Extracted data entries
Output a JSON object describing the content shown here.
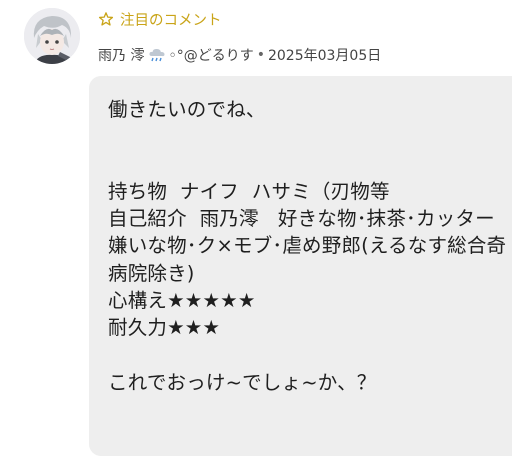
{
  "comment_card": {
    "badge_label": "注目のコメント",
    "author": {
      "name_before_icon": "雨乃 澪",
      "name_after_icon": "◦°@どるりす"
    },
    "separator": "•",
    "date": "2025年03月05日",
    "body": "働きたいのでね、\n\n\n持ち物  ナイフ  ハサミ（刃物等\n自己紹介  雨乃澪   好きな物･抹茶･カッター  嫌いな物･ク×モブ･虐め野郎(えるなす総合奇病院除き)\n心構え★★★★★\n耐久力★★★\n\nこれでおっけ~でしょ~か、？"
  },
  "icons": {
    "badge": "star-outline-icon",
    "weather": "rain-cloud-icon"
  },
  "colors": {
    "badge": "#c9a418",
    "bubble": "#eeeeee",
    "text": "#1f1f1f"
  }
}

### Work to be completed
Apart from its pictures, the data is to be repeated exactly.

### Output of the task
Output a JSON object describing the content shown here.
{
  "comment_card": {
    "badge_label": "注目のコメント",
    "author": {
      "name_before_icon": "雨乃 澪",
      "name_after_icon": "◦°@どるりす"
    },
    "separator": "•",
    "date": "2025年03月05日",
    "body": "働きたいのでね、\n\n\n持ち物  ナイフ  ハサミ（刃物等\n自己紹介  雨乃澪   好きな物･抹茶･カッター  嫌いな物･ク×モブ･虐め野郎(えるなす総合奇病院除き)\n心構え★★★★★\n耐久力★★★\n\nこれでおっけ~でしょ~か、？"
  },
  "icons": {
    "badge": "star-outline-icon",
    "weather": "rain-cloud-icon"
  },
  "colors": {
    "badge": "#c9a418",
    "bubble": "#eeeeee",
    "text": "#1f1f1f"
  }
}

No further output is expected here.